Lives and works in Brussels, Belgium
Having grown-up with the revolution of the Sega Master gaming system, Thomas Mazzarella depicts the metropolis as an ambivalent metaphor where modern and post-modern architecture is both the place of all fantasies—funny, bizarre and intriguing like a video-game—as well as a highly artificial space where the ability to dream is the way to escape. A sense of nostalgia permeates his paintings as if we all were the amnesic primitives of a new era, forced to accept the conditions of contemporary existence. Here, the viewer occupies an ambiguous position. A voyeur behind a screen, isolated from reality, unable to reach it, but still willing to grasp the meaning of it, to be part of it.
All paintings: Untitled, 2019, 20x20cm, oil on canvas
About the Artist
I grew up in Belgium, and I live and work in Brussels. At the beginning, I first started with graffiti, and at the time I was studying computer science. I was studying near a contemporary art museum. In my last years at school, I began to paint a little. At home, in the privacy of my bedroom. I painted tortured faces on plywood boards that I bought with my mother. At the same time, I started graffiti. Timidly. I went out under a bridge near the house at night, with a ladder. I was a self-taught painter. At that time, I had never taken courses in painting or drawing.
It was through the internet that I became interested in it. Then I met graffiti artists elsewhere in Belgium. I made contacts. I began to travel. Then I began study painting at the Royal Academy of Fine Arts in Liège.

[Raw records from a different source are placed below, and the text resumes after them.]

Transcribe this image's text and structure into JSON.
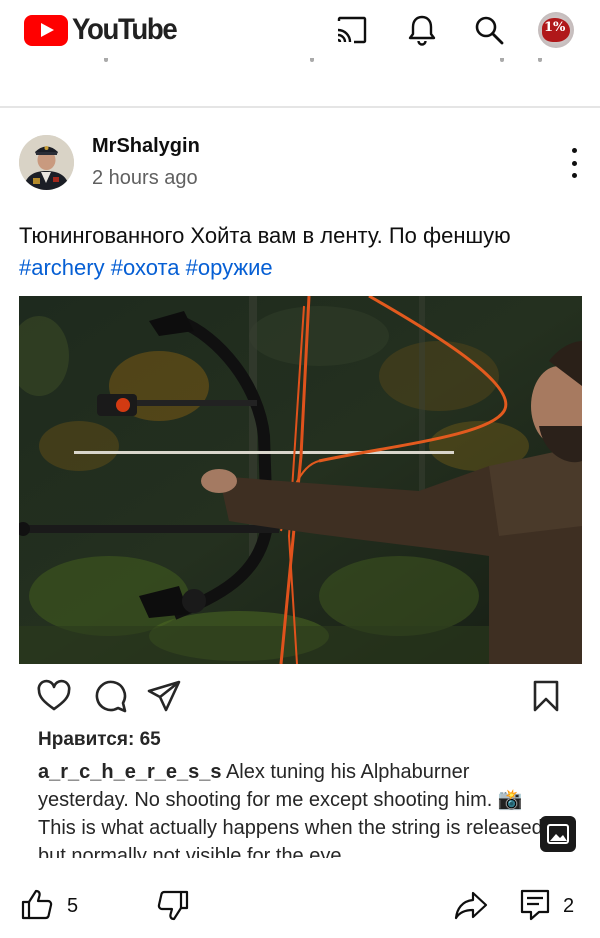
{
  "header": {
    "logo_text": "YouTube",
    "avatar_badge": "1%"
  },
  "post": {
    "author": "MrShalygin",
    "time": "2 hours ago",
    "text_plain": "Тюнингованного Хойта вам в ленту. По феншую ",
    "hashtags": [
      "#archery",
      "#охота",
      "#оружие"
    ]
  },
  "embed": {
    "likes": "Нравится: 65",
    "caption_user": "a_r_c_h_e_r_e_s_s",
    "caption_text": " Alex tuning his Alphaburner yesterday. No shooting for me except shooting him. 📸 This is what actually happens when the string is released, but normally not visible for the eye."
  },
  "actions": {
    "like_count": "5",
    "comment_count": "2"
  },
  "colors": {
    "brand_red": "#ff0000",
    "hashtag_blue": "#065fd4",
    "text_primary": "#0f0f0f",
    "text_secondary": "#606060"
  },
  "icons": {
    "top": [
      "cast-icon",
      "bell-icon",
      "search-icon"
    ],
    "embed": [
      "heart-icon",
      "comment-icon",
      "send-icon",
      "bookmark-icon",
      "image-icon"
    ],
    "bottom": [
      "thumb-up-icon",
      "thumb-down-icon",
      "share-icon",
      "comment-icon"
    ]
  }
}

Painting was the only thing that interested me. Upon entering the Academy, I did graffiti. First in Liège, then in other cities, in Belgium and in France. Never very far. But we moved around. Every weekend, we tried to go somewhere to jam in abandoned places. Illegal things sometimes, but not much. And then, with the help of my professors, I discovered artists who influenced me and led to what I do now.